But the partnership between the government and companies is not so smooth.

On Friday, President Trump announced that Google would develop a website product so Americans could learn how to perform a new coronavirus test. This is different from Google’s original statement. In its statement, Google only plans to launch a service with limited functionality for California residents. However, Google eventually stated that it will launch this site to provide information services for patients across the United States.

On Monday, White House leaders, technical experts and health officials issued a unified statement. The statement said the government has opened about 29,000 research papers on the new coronavirus on its website. These papers are completely open, and the website allows artificial intelligence tools for the technology industry to (they can scan and analyze data together) Discover new insights about viruses.

Kratsios said in a statement: “The rapid action of U.S. technology companies is critical to preventing, detecting, treating, and developing solutions for new coronaviruses.”

During the same week as new initiatives in Washington and Silicon Valley, dozens of engineers, executives and epidemiologists issued an open letter calling on companies to take tougher steps to combat the new coronavirus. Specifically, they encouraged Apple and Google to adopt a “privacy protection” feature that would help doctors determine who has been in contact with patients who have been subsequently tested positive for coronavirus.

“Tech companies have taken important actions, such as closing offices in affected areas and displaying custom search results in user-generated content. But we believe that there is a lot more that Silicon Valley can do before the epidemic is brought under control. . “

3. “If technology violates privacy, it may put more lives at risk”

Smartphones regularly send their location information to wireless carriers, and by the way to some technology companies, including Google and Facebook, or some of their services may not work properly. Apps that provide weather forecasts, ride-hailing services, and ordering items also collect user location information. Some people also sell this information to data mining companies to get business opportunities from it.

Privacy defenders often object to this commercial use of location data, and they call for stricter laws to govern its use. Recent news about Israel’s plan to use location data to help track the new coronavirus has also sparked heated discussions about the use ofThese data are used to stop the spread of the disease and provide medical assistance to infected people. How to comment legally and morally? ”

“It’s difficult to strike a balance between privacy protection and epidemic policy,” Stanford Law School (Stanford Law School) (Center for Internet and Society) Privacy Director Al Gidari wrote on twitter last week. “This is not a law school exam. Technology can save lives, but improper privacy violations could put more lives at risk.
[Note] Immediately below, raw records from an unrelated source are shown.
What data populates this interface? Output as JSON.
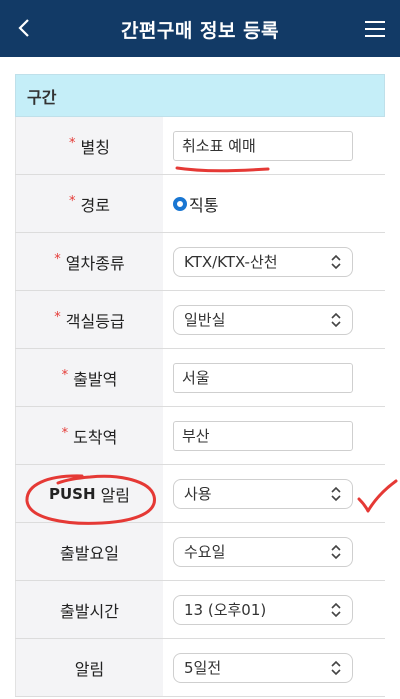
{
  "header": {
    "title": "간편구매 정보 등록",
    "back_icon": "chevron-left-icon",
    "menu_icon": "hamburger-menu-icon"
  },
  "section": {
    "title": "구간"
  },
  "fields": {
    "nickname": {
      "label": "별칭",
      "required": "*",
      "value": "취소표 예매"
    },
    "route": {
      "label": "경로",
      "required": "*",
      "option": "직통"
    },
    "train_type": {
      "label": "열차종류",
      "required": "*",
      "value": "KTX/KTX-산천"
    },
    "seat_class": {
      "label": "객실등급",
      "required": "*",
      "value": "일반실"
    },
    "departure": {
      "label": "출발역",
      "required": "*",
      "value": "서울"
    },
    "arrival": {
      "label": "도착역",
      "required": "*",
      "value": "부산"
    },
    "push": {
      "label_bold": "PUSH",
      "label_rest": " 알림",
      "value": "사용"
    },
    "weekday": {
      "label": "출발요일",
      "value": "수요일"
    },
    "time": {
      "label": "출발시간",
      "value": "13 (오후01)"
    },
    "alert": {
      "label": "알림",
      "value": "5일전"
    }
  },
  "colors": {
    "header_bg": "#123a66",
    "section_bg": "#c5eef8",
    "required": "#e53935",
    "annotation": "#e53935",
    "radio": "#1976d2"
  }
}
In 2013, the National Security Agency’s (NSA) employee Edward Snowden publicly disclosed that technology company data was published in the National Security Agency’s (NAS) The role of Silicon Valley in monitoring activities is even more sensitive to these issues, because after that, these companies have been under severe public pressure. The relationship between technology companies and government officials has been very tense in the years since, and it is only gradually improving.

Former US Federal Trade Commission (Federal Trade Commission) Chief Technology Officer Ashkan Soltani has reported Snowden’s news as a reporter. He Said, “When it comes to national security issues, privacy issues are first affected.”

In seeking to fight this new coronavirus, the U.S. government has no plans to collect and maintain a database of Americans’ whereabouts. U.S. officials are also skeptical of the effectiveness of the data: Can the company’s massive geographic data help epidemiologists find patterns and find vulnerable groups? Can it help identify areas at risk, such as stressful hospitals?

4. How to use data is a tricky issue